- Task item -
Please set down each of the lines below once more, exactly, omitting all pictures.
Provided entries Block Start
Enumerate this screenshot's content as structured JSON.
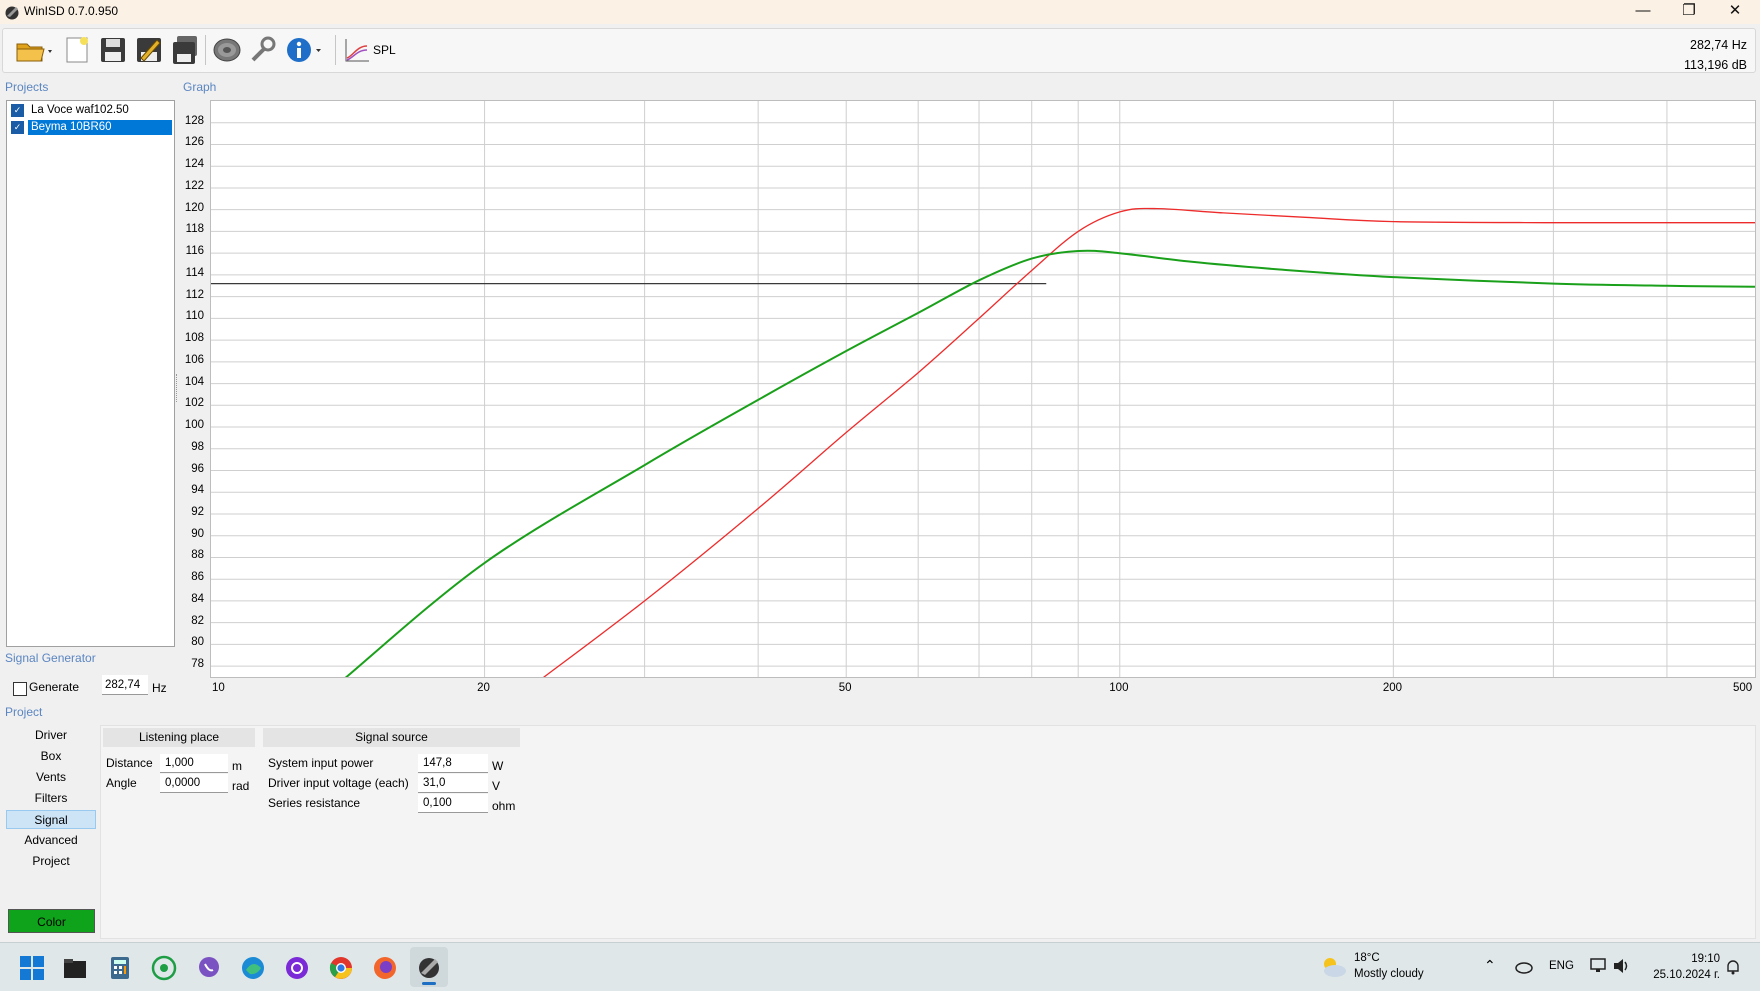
{
  "window": {
    "title": "WinISD 0.7.0.950",
    "minimize": "—",
    "maximize": "❐",
    "close": "✕"
  },
  "toolbar": {
    "spl_label": "SPL",
    "readout_freq": "282,74 Hz",
    "readout_db": "113,196 dB"
  },
  "projects": {
    "label": "Projects",
    "items": [
      {
        "name": "La Voce waf102.50",
        "checked": true,
        "selected": false
      },
      {
        "name": "Beyma 10BR60",
        "checked": true,
        "selected": true
      }
    ]
  },
  "graph": {
    "label": "Graph"
  },
  "chart_data": {
    "type": "line",
    "xscale": "log",
    "xlim": [
      10,
      500
    ],
    "ylim": [
      77,
      130
    ],
    "xticks": [
      "10",
      "20",
      "50",
      "100",
      "200",
      "500"
    ],
    "yticks": [
      "128",
      "126",
      "124",
      "122",
      "120",
      "118",
      "116",
      "114",
      "112",
      "110",
      "108",
      "106",
      "104",
      "102",
      "100",
      "98",
      "96",
      "94",
      "92",
      "90",
      "88",
      "86",
      "84",
      "82",
      "80",
      "78"
    ],
    "grid": true,
    "series": [
      {
        "color": "#ee2b2b",
        "x": [
          23,
          30,
          40,
          50,
          60,
          70,
          80,
          90,
          100,
          110,
          130,
          160,
          200,
          300,
          400,
          500
        ],
        "y": [
          76.7,
          84.0,
          92.5,
          99.5,
          105.0,
          110.0,
          114.4,
          118.0,
          119.8,
          120.1,
          119.7,
          119.3,
          118.9,
          118.8,
          118.8,
          118.8
        ]
      },
      {
        "color": "#1aa01a",
        "x": [
          14,
          20,
          30,
          40,
          50,
          60,
          70,
          80,
          90,
          100,
          120,
          150,
          200,
          300,
          400,
          500
        ],
        "y": [
          76.8,
          87.5,
          96.5,
          102.5,
          107.0,
          110.5,
          113.5,
          115.5,
          116.2,
          116.0,
          115.2,
          114.5,
          113.8,
          113.2,
          113.0,
          112.9
        ]
      }
    ],
    "cursor_db": 113.196,
    "cursor_line_color": "#3a3a3a"
  },
  "signal_generator": {
    "label": "Signal Generator",
    "generate_label": "Generate",
    "generate_checked": false,
    "freq_value": "282,74",
    "freq_unit": "Hz"
  },
  "project_nav": {
    "label": "Project",
    "items": [
      "Driver",
      "Box",
      "Vents",
      "Filters",
      "Signal",
      "Advanced",
      "Project"
    ],
    "active": "Signal",
    "color_button": "Color",
    "color": "#0ea31a"
  },
  "listening_place": {
    "header": "Listening place",
    "distance_label": "Distance",
    "distance_value": "1,000",
    "distance_unit": "m",
    "angle_label": "Angle",
    "angle_value": "0,0000",
    "angle_unit": "rad"
  },
  "signal_source": {
    "header": "Signal source",
    "power_label": "System input power",
    "power_value": "147,8",
    "power_unit": "W",
    "voltage_label": "Driver input voltage (each)",
    "voltage_value": "31,0",
    "voltage_unit": "V",
    "resistance_label": "Series resistance",
    "resistance_value": "0,100",
    "resistance_unit": "ohm"
  },
  "taskbar": {
    "weather_temp": "18°C",
    "weather_desc": "Mostly cloudy",
    "language": "ENG",
    "time": "19:10",
    "date": "25.10.2024 г."
  }
}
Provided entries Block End
- Task response -
Enumerate this screenshot's content as structured JSON.
{
  "window": {
    "title": "WinISD 0.7.0.950",
    "minimize": "—",
    "maximize": "❐",
    "close": "✕"
  },
  "toolbar": {
    "spl_label": "SPL",
    "readout_freq": "282,74 Hz",
    "readout_db": "113,196 dB"
  },
  "projects": {
    "label": "Projects",
    "items": [
      {
        "name": "La Voce waf102.50",
        "checked": true,
        "selected": false
      },
      {
        "name": "Beyma 10BR60",
        "checked": true,
        "selected": true
      }
    ]
  },
  "graph": {
    "label": "Graph"
  },
  "chart_data": {
    "type": "line",
    "xscale": "log",
    "xlim": [
      10,
      500
    ],
    "ylim": [
      77,
      130
    ],
    "xticks": [
      "10",
      "20",
      "50",
      "100",
      "200",
      "500"
    ],
    "yticks": [
      "128",
      "126",
      "124",
      "122",
      "120",
      "118",
      "116",
      "114",
      "112",
      "110",
      "108",
      "106",
      "104",
      "102",
      "100",
      "98",
      "96",
      "94",
      "92",
      "90",
      "88",
      "86",
      "84",
      "82",
      "80",
      "78"
    ],
    "grid": true,
    "series": [
      {
        "color": "#ee2b2b",
        "x": [
          23,
          30,
          40,
          50,
          60,
          70,
          80,
          90,
          100,
          110,
          130,
          160,
          200,
          300,
          400,
          500
        ],
        "y": [
          76.7,
          84.0,
          92.5,
          99.5,
          105.0,
          110.0,
          114.4,
          118.0,
          119.8,
          120.1,
          119.7,
          119.3,
          118.9,
          118.8,
          118.8,
          118.8
        ]
      },
      {
        "color": "#1aa01a",
        "x": [
          14,
          20,
          30,
          40,
          50,
          60,
          70,
          80,
          90,
          100,
          120,
          150,
          200,
          300,
          400,
          500
        ],
        "y": [
          76.8,
          87.5,
          96.5,
          102.5,
          107.0,
          110.5,
          113.5,
          115.5,
          116.2,
          116.0,
          115.2,
          114.5,
          113.8,
          113.2,
          113.0,
          112.9
        ]
      }
    ],
    "cursor_db": 113.196,
    "cursor_line_color": "#3a3a3a"
  },
  "signal_generator": {
    "label": "Signal Generator",
    "generate_label": "Generate",
    "generate_checked": false,
    "freq_value": "282,74",
    "freq_unit": "Hz"
  },
  "project_nav": {
    "label": "Project",
    "items": [
      "Driver",
      "Box",
      "Vents",
      "Filters",
      "Signal",
      "Advanced",
      "Project"
    ],
    "active": "Signal",
    "color_button": "Color",
    "color": "#0ea31a"
  },
  "listening_place": {
    "header": "Listening place",
    "distance_label": "Distance",
    "distance_value": "1,000",
    "distance_unit": "m",
    "angle_label": "Angle",
    "angle_value": "0,0000",
    "angle_unit": "rad"
  },
  "signal_source": {
    "header": "Signal source",
    "power_label": "System input power",
    "power_value": "147,8",
    "power_unit": "W",
    "voltage_label": "Driver input voltage (each)",
    "voltage_value": "31,0",
    "voltage_unit": "V",
    "resistance_label": "Series resistance",
    "resistance_value": "0,100",
    "resistance_unit": "ohm"
  },
  "taskbar": {
    "weather_temp": "18°C",
    "weather_desc": "Mostly cloudy",
    "language": "ENG",
    "time": "19:10",
    "date": "25.10.2024 г."
  }
}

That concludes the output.